Our stand wouldn't be able to run without the hard work of youth in the community with a passion for farming. We have a short summer season (often around 6 weeks), so students are the people who keep our bins full and our customers happy. When our kids Rachel and William were younger, they ran our stand every summer. But as kids do, they grew up. We knew we needed to reach out to the community and see who else would be interested in helping us run our summer business.
This year we were so lucky to have Ethan, Eli, and the Smiley boys - Parker and Cooper - take on stand operations. When the COVID-19 pandemic started, we were worried about how we were going to run the stand safely while still serving up a sweet experience for our customers. Anyone who has visited us before knows were a big fan of letting you pick your own corn, sharing a sample, and fostering a sense of community with fellow corn-lovers. This year our customers weren't able to select their own corn. But thanks to our stand attendants, the experience for our customers was a great and safe one. They were incredible with the new safety measures and went above and beyond to make sure everyone left with a smile on their face.
Our attendants made such an impression this year that the Saltwire Network asked to write an article about the youth-driven business we've been running for over 30 years.
"Even in an agricultural community, it isn’t necessarily common to find young people so passionate about farming.
A pair of young brothers from Canning are perhaps exceptional in this regard. 14-year-old Parker Smiley and 11-year-old Cooper Smiley are members of the corn stand attendants team at Newcombe’s Sweet Corn at 1111 Highway 341 in Upper Canard. The other team members include 14-year-old Ethan Brewster and 14-year-old Eli de Waal.
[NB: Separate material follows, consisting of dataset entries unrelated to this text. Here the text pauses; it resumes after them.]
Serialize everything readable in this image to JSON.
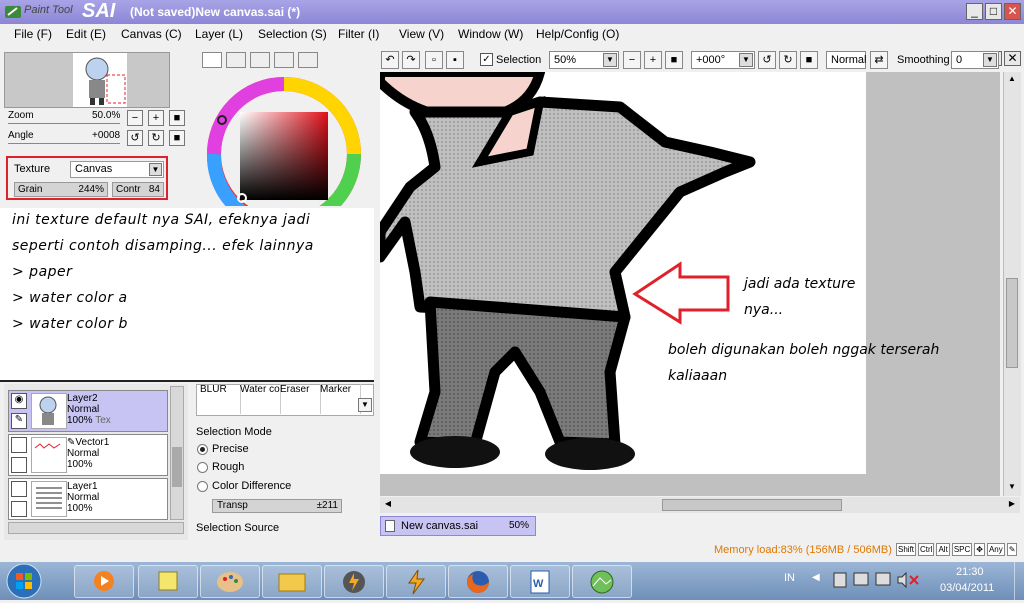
{
  "window": {
    "app_name_small": "Paint Tool",
    "app_name_big": "SAI",
    "title": "(Not saved)New canvas.sai (*)"
  },
  "window_controls": {
    "minimize": "_",
    "maximize": "□",
    "close": "✕"
  },
  "menu": [
    "File (F)",
    "Edit (E)",
    "Canvas (C)",
    "Layer (L)",
    "Selection (S)",
    "Filter (I)",
    "View (V)",
    "Window (W)",
    "Help/Config (O)"
  ],
  "navigator": {
    "zoom_label": "Zoom",
    "zoom_value": "50.0%",
    "angle_label": "Angle",
    "angle_value": "+0008"
  },
  "texture": {
    "label": "Texture",
    "value": "Canvas",
    "grain_label": "Grain",
    "grain_value": "244%",
    "contr_label": "Contr",
    "contr_value": "84"
  },
  "notes": {
    "line1": "ini texture default nya SAI, efeknya jadi",
    "line2": "seperti contoh disamping... efek lainnya",
    "line3": "> paper",
    "line4": "> water color a",
    "line5": "> water color b"
  },
  "layers": [
    {
      "name": "Layer2",
      "mode": "Normal",
      "opacity": "100%",
      "extra": "Tex",
      "selected": true
    },
    {
      "name": "Vector1",
      "mode": "Normal",
      "opacity": "100%",
      "extra": "",
      "selected": false
    },
    {
      "name": "Layer1",
      "mode": "Normal",
      "opacity": "100%",
      "extra": "",
      "selected": false
    }
  ],
  "brushes": [
    "BLUR",
    "Water co",
    "Eraser",
    "Marker"
  ],
  "selection_mode": {
    "title": "Selection Mode",
    "options": [
      "Precise",
      "Rough",
      "Color Difference"
    ],
    "selected": "Precise",
    "transp_label": "Transp",
    "transp_value": "±211",
    "source_title": "Selection Source"
  },
  "toolbar": {
    "selection_label": "Selection",
    "zoom": "50%",
    "angle": "+000°",
    "blend": "Normal",
    "smoothing_label": "Smoothing",
    "smoothing_value": "0"
  },
  "annotations": {
    "arrow_text1": "jadi ada texture",
    "arrow_text2": "nya...",
    "note1": "boleh digunakan boleh nggak terserah",
    "note2": "kaliaaan"
  },
  "canvas_tab": {
    "name": "New canvas.sai",
    "zoom": "50%"
  },
  "status": {
    "memory": "Memory load:83% (156MB / 506MB)",
    "keys": [
      "Shift",
      "Ctrl",
      "Alt",
      "SPC",
      "Any"
    ]
  },
  "taskbar": {
    "lang": "IN",
    "time": "21:30",
    "date": "03/04/2011"
  },
  "colors": {
    "titlebar": "#9a94de",
    "selection": "#c7c4f3",
    "highlight_red": "#e0202a",
    "memory_orange": "#e07800"
  }
}
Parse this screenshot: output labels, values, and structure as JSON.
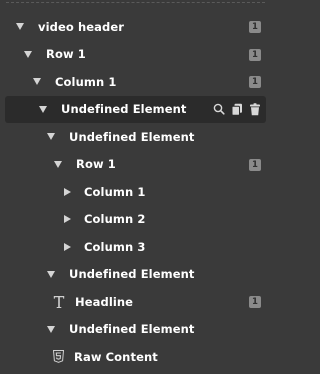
{
  "tree": {
    "items": [
      {
        "label": "video header",
        "badge": "1"
      },
      {
        "label": "Row 1",
        "badge": "1"
      },
      {
        "label": "Column 1",
        "badge": "1"
      },
      {
        "label": "Undefined Element",
        "selected": true
      },
      {
        "label": "Undefined Element"
      },
      {
        "label": "Row 1",
        "badge": "1"
      },
      {
        "label": "Column 1"
      },
      {
        "label": "Column 2"
      },
      {
        "label": "Column 3"
      },
      {
        "label": "Undefined Element"
      },
      {
        "label": "Headline",
        "icon": "text-t-icon",
        "badge": "1"
      },
      {
        "label": "Undefined Element"
      },
      {
        "label": "Raw Content",
        "icon": "html5-icon"
      }
    ]
  },
  "colors": {
    "background": "#3a3a3a",
    "selected_row": "#2b2b2b",
    "text": "#ffffff",
    "caret": "#d4d4d4",
    "badge": "#8a8a8a"
  },
  "row_actions": [
    "search-icon",
    "duplicate-icon",
    "trash-icon"
  ]
}
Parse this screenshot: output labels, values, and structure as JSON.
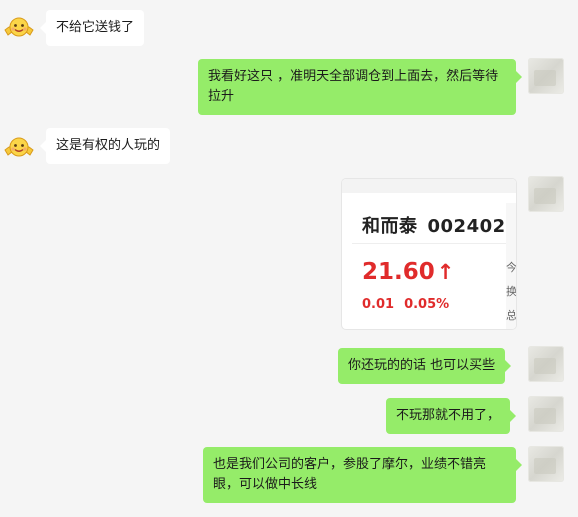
{
  "messages": [
    {
      "side": "left",
      "text": "不给它送钱了"
    },
    {
      "side": "right",
      "text": "我看好这只 ，准明天全部调仓到上面去，然后等待拉升"
    },
    {
      "side": "left",
      "text": "这是有权的人玩的"
    },
    {
      "side": "right",
      "text": "你还玩的的话 也可以买些"
    },
    {
      "side": "right",
      "text": "不玩那就不用了，"
    },
    {
      "side": "right",
      "text": "也是我们公司的客户，参股了摩尔，业绩不错亮眼，可以做中长线"
    }
  ],
  "stock_card": {
    "name": "和而泰",
    "code": "002402",
    "price": "21.60",
    "arrow": "↑",
    "change": "0.01",
    "change_pct": "0.05%",
    "side_chars": [
      "今",
      "换",
      "总"
    ]
  },
  "colors": {
    "background": "#f5f5f5",
    "incoming_bubble": "#ffffff",
    "outgoing_bubble": "#95ec69",
    "price_up": "#e02b2b"
  },
  "icons": {
    "left_avatar": "yellow-face-emoji-avatar-icon",
    "right_avatar": "blurred-user-avatar-icon"
  }
}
Newcombe’s Sweet Corn co-owner Andrea Palmer said several children, including their own, have worked at the corn stand over the years. She said the Smileys, Brewster and de Waal are like “little ambassadors” for the farm, greeting visitors and offering instructions on how to cook the corn for best results.
They prepare the roadside stand every day, manage sales and – this year – adhere to COVID-19 public health protocols. This support is important, as Palmer and her husband, co-owner Ian Newcombe, have little time to devote to the corn stand.
“They’re lifesavers for us,” Palmer said. “Ian and I both work full-time, we work for a large agricultural company here in the Valley, plus we have this farm that we own and manage as well.”
She said Parker is their main picker, going out to the fields to harvest corn before the stand opens in the mornings. Even though he’s only 14, he has four years’ experience working on the farm and a keen interest in agriculture. He discusses with Newcombe what needs to be done on a daily basis.
“He has kind of stepped into a bit of an ownership role with the stand for us,” Palmer said. “It’s wonderful to have a right-hand man.”
Read the full story here. Thank you Kirk Starratt and Saltwire for the fantastic article about our hardworking helpers!